◆ **WHAT IS NEEDED**
Check each line of the listing for the word "VecX" and report the ones that have it.

◆ **ENTRIES SHOWN**

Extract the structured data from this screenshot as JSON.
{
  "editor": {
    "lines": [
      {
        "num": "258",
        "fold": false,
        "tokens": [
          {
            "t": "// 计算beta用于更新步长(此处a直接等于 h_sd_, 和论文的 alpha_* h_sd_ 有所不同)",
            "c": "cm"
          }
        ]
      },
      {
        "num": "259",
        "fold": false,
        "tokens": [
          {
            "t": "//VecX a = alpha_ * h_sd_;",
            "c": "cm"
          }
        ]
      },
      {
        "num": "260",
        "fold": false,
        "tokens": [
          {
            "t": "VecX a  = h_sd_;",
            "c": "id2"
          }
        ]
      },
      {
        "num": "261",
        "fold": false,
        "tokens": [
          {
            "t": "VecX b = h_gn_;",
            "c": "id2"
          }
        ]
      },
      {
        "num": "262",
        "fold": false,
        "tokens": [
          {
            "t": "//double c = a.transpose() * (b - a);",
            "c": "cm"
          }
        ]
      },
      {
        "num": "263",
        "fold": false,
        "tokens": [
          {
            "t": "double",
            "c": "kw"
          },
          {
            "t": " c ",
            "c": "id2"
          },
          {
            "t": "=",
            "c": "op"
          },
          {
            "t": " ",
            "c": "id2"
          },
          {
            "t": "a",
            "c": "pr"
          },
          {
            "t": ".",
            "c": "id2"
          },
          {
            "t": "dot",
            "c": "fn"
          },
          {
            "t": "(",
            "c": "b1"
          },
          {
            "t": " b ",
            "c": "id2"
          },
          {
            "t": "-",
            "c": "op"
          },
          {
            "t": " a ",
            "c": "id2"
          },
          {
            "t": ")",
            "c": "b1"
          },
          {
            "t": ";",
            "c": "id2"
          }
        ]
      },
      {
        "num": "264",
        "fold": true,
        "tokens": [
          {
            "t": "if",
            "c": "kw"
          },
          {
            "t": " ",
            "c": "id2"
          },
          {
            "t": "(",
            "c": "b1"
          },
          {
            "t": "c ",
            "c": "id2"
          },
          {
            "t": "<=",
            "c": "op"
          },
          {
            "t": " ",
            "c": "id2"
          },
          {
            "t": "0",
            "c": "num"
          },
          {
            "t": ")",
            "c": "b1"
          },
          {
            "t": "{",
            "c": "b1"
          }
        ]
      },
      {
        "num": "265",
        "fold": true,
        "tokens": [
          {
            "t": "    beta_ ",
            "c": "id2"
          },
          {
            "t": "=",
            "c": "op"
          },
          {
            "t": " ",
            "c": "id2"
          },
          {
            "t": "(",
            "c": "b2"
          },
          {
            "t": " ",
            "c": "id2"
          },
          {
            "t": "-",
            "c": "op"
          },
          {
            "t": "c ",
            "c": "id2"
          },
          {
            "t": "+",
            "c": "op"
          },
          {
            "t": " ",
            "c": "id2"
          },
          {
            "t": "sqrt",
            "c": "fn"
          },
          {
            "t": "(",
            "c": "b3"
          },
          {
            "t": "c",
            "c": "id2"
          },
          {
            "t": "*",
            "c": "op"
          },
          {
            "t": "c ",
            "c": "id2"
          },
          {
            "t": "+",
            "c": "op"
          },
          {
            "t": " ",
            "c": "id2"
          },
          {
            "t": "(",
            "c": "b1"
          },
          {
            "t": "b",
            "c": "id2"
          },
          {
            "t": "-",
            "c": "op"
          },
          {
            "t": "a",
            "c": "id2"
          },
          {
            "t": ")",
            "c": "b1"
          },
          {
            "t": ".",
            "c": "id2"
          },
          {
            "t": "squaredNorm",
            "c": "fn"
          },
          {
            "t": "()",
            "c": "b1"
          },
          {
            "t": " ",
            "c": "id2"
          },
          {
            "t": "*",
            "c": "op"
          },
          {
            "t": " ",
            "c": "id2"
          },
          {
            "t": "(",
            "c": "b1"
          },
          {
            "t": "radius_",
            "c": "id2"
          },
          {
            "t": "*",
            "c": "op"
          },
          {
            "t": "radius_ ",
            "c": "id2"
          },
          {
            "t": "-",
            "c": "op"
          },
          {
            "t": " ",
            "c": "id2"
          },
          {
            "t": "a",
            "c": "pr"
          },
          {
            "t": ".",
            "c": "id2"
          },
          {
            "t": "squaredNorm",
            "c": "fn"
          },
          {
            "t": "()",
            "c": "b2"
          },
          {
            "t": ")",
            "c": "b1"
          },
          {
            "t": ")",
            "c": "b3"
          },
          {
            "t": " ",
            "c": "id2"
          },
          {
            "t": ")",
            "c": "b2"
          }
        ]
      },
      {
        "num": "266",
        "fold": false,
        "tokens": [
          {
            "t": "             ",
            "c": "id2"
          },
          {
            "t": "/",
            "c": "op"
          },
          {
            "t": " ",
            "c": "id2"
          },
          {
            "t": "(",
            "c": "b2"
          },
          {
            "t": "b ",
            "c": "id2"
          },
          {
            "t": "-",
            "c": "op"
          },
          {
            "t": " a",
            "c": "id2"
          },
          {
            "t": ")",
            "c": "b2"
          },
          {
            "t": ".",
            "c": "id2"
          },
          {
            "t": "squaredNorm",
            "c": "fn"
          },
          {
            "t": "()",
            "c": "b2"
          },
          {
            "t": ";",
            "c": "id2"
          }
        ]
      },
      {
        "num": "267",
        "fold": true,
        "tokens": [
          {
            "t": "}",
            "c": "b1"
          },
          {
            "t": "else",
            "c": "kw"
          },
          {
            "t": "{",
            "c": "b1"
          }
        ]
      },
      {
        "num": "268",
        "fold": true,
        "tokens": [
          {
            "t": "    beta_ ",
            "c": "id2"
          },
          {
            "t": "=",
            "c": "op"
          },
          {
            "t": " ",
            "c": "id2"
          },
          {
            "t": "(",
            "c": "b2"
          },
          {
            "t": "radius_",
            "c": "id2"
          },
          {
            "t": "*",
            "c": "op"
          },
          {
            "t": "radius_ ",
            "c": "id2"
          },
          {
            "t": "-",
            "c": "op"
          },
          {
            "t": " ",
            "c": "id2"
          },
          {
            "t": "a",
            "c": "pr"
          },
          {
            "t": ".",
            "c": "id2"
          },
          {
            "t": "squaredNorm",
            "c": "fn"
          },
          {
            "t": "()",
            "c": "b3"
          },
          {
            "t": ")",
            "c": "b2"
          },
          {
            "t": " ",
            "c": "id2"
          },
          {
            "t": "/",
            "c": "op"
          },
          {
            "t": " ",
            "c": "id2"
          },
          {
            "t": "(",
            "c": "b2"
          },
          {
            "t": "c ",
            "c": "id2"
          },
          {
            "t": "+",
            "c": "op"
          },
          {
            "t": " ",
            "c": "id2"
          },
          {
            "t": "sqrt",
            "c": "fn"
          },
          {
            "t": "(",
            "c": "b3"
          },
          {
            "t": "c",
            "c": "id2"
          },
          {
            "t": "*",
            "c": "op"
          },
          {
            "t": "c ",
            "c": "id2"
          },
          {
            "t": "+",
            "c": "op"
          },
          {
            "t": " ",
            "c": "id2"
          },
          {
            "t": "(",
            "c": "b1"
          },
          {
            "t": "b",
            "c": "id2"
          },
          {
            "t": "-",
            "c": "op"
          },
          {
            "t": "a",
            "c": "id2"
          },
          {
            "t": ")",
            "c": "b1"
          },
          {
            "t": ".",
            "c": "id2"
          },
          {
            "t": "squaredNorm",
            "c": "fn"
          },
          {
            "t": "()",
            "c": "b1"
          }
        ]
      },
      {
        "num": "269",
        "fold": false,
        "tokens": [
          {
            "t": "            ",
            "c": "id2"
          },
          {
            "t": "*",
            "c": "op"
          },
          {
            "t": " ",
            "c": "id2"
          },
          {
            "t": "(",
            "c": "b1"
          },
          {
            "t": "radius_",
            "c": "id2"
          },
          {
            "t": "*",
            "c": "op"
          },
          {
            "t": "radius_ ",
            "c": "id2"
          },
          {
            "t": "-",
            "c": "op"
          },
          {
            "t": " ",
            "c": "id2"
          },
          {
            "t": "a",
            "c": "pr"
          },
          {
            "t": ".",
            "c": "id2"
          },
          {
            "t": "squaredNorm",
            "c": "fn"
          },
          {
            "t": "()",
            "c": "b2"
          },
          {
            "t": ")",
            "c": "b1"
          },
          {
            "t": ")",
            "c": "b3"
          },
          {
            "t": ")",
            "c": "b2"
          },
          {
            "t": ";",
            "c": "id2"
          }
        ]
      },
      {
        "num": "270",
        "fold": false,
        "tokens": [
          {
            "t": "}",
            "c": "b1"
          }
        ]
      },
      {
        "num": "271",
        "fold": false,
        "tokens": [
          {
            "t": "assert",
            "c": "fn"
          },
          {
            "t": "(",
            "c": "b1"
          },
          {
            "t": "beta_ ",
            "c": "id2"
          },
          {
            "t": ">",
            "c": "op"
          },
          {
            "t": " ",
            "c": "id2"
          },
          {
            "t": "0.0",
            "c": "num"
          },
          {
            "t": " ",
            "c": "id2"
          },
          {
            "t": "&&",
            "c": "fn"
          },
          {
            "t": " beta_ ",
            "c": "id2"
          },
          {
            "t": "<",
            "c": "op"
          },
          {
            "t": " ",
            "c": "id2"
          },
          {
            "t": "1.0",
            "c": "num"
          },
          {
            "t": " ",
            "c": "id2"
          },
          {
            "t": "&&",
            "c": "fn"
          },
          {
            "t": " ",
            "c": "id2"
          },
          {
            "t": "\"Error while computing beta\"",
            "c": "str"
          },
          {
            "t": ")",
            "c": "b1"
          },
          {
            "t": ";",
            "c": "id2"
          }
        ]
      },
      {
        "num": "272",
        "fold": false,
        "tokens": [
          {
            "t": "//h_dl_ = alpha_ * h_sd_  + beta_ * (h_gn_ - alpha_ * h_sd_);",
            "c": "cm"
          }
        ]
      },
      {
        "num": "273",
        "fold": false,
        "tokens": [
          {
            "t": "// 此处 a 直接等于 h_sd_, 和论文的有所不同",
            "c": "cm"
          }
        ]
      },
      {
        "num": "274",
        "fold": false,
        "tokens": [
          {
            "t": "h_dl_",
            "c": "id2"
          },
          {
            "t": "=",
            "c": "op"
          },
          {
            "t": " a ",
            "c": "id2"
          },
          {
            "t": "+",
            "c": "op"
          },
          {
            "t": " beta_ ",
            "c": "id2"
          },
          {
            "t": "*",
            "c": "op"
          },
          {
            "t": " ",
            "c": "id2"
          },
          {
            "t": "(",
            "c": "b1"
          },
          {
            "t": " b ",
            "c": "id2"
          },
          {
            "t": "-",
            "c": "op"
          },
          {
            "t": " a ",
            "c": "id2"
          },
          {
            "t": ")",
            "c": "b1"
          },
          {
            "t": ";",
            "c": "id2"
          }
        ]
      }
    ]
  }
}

◆ **RESPONSE TO THE EXERCISE**
            "t": "//VecX a = alpha_ * h_sd_;",
            "t": "VecX a  = h_sd_;",
            "t": "VecX b = h_gn_;",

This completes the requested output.